Last week we examined in detail the concept of a “right.” It is a sphere of entitled free actions, the entitlement to which is non-conditional and need not be conveyed by any external source. The entitlement comes from reality itself, and the human condition. Many people may differ on their views of creation, but this question need not divide supporters of the proper concept of rights. Whatever process or being brought about the human condition, our condition is what it is… and that condition implies self-ownership. Our lives require us to be volitional actors and utilize our ownership condition in ways that presume it.

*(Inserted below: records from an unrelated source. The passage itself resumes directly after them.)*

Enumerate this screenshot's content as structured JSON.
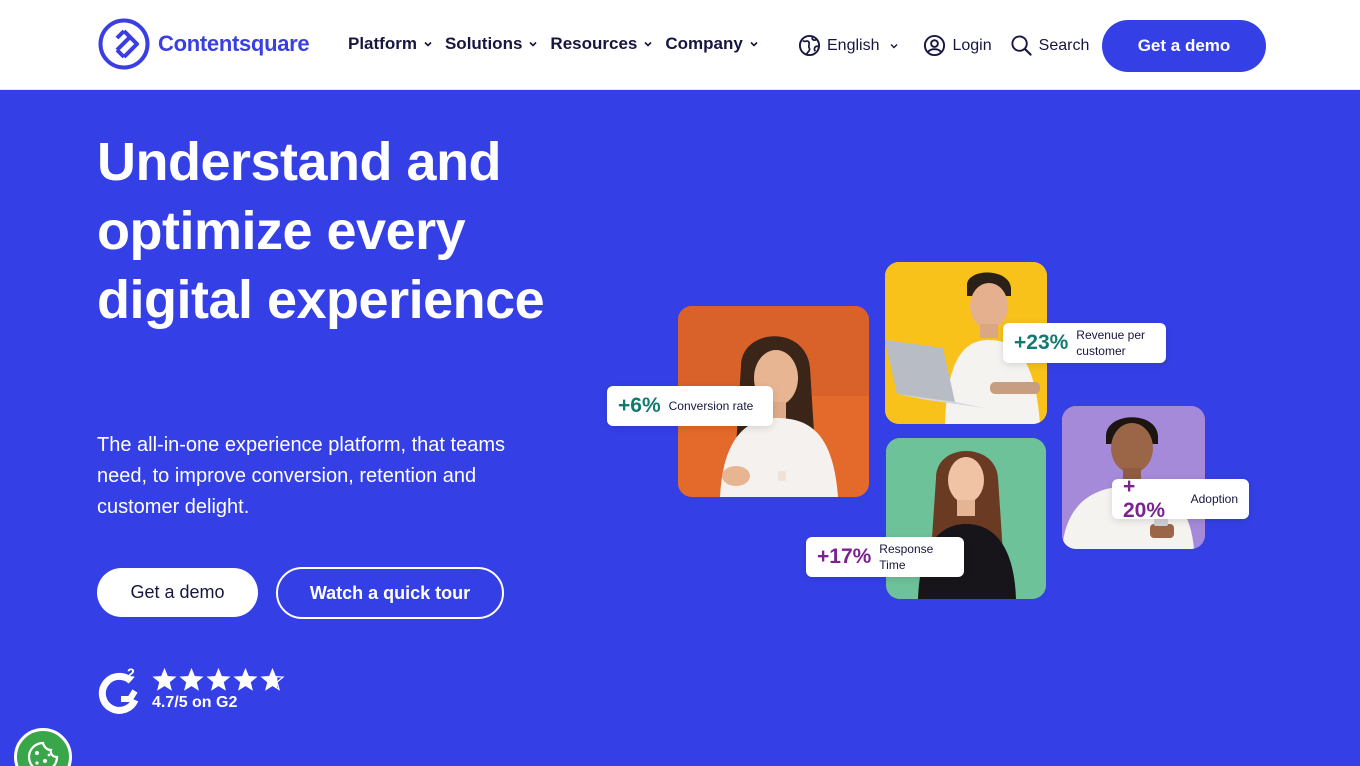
{
  "header": {
    "brand": "Contentsquare",
    "nav": [
      {
        "label": "Platform"
      },
      {
        "label": "Solutions"
      },
      {
        "label": "Resources"
      },
      {
        "label": "Company"
      }
    ],
    "language": "English",
    "login": "Login",
    "search": "Search",
    "cta": "Get a demo"
  },
  "hero": {
    "title": "Understand and optimize every digital experience",
    "subtitle": "The all-in-one experience platform, that teams need, to improve conversion, retention and customer delight.",
    "primary_button": "Get a demo",
    "secondary_button": "Watch a quick tour"
  },
  "rating": {
    "score_text": "4.7/5 on G2",
    "stars": 4.7,
    "max_stars": 5
  },
  "stats": [
    {
      "value": "+6%",
      "label": "Conversion rate"
    },
    {
      "value": "+23%",
      "label": "Revenue per customer"
    },
    {
      "value": "+ 20%",
      "label": "Adoption"
    },
    {
      "value": "+17%",
      "label": "Response Time"
    }
  ],
  "colors": {
    "brand_blue": "#3440e6",
    "teal_stat": "#137a72",
    "purple_stat": "#7a2390",
    "cookie_green": "#3aa64a"
  },
  "icons": {
    "language": "globe-icon",
    "login": "user-circle-icon",
    "search": "search-icon",
    "cookie": "cookie-icon"
  }
}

Now that we’ve established that each individual human is entitled, by virtue of their existence, to a certain range of self-owning actions, how do we deal with the results of those actions. How we address this question is very important. Mistaken approaches to this have led to some very enduring falsehoods and mistakes in the notion of rights.
Even though our human condition entitles us to take certain actions (without external interference via force), it doesn’t entitle us to the results of those actions. When we detach the idea of a right from the notion of entitlement to actions themselves, there is a tendency to assume an entitlement to results of actions without examining the way they were obtained. I’d like to examine a common fallacy that comes from conceptions of rights that go beyond entitlements to action.

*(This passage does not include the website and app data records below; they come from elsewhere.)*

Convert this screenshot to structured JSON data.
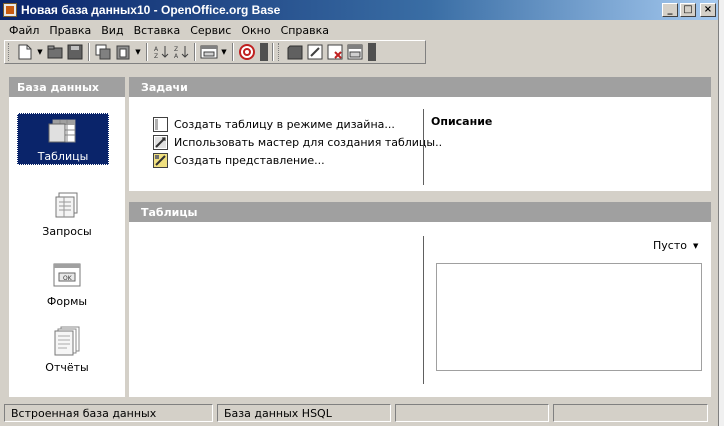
{
  "window": {
    "title": "Новая база данных10 - OpenOffice.org Base"
  },
  "menu": [
    "Файл",
    "Правка",
    "Вид",
    "Вставка",
    "Сервис",
    "Окно",
    "Справка"
  ],
  "sidebar": {
    "header": "База данных",
    "items": [
      {
        "label": "Таблицы",
        "icon": "tables-icon",
        "selected": true
      },
      {
        "label": "Запросы",
        "icon": "queries-icon"
      },
      {
        "label": "Формы",
        "icon": "forms-icon"
      },
      {
        "label": "Отчёты",
        "icon": "reports-icon"
      }
    ]
  },
  "tasks": {
    "header": "Задачи",
    "items": [
      {
        "label": "Создать таблицу в режиме дизайна...",
        "icon": "design-table-icon"
      },
      {
        "label": "Использовать мастер для создания таблицы..",
        "icon": "table-wizard-icon"
      },
      {
        "label": "Создать представление...",
        "icon": "create-view-icon"
      }
    ],
    "description_title": "Описание"
  },
  "tables": {
    "header": "Таблицы",
    "preview_select": "Пусто"
  },
  "statusbar": {
    "fields": [
      "Встроенная база данных",
      "База данных HSQL",
      "",
      ""
    ]
  },
  "colors": {
    "titlebar": "#0a246a",
    "selection": "#0a246a",
    "section_header": "#a0a0a0",
    "panel": "#ffffff",
    "chrome": "#d4d0c8"
  }
}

Rights vs. Capability
One very common confusion with the idea of rights is to mistake capabilities for rights. While you have a right to take whatever self-owning actions of which you are capable, your rights are not decreased or violated by a failure in capability. I have a right to flap my arms and attempt to fly, but my inability to achieve the result does not reduce my rights. Since rights are an entitlement to my use of my self to attempt this, I am still acting on my entitlement whether I succeed or fail… so long as my entitlement was not interfered with by force from another. Only force or fraud violates rights… not consequences from reality.
Once we understand that the entitlement involved in a right is an entitlement to the action, or the attempt, we can see that while it entitles us to use ourselves to pursue an objective, a right does not entitle us to evade the consequences reality will impose. To suggest that one has a right to expect a certain result of our actions is to expect either that another is obligated to make up for our failures in taking those actions, or to expect that reality itself must change to our desires. The former requires a violation of the very concept of rights we started with, negating those individuals’ self-determination, and the latter is simply an absurdity.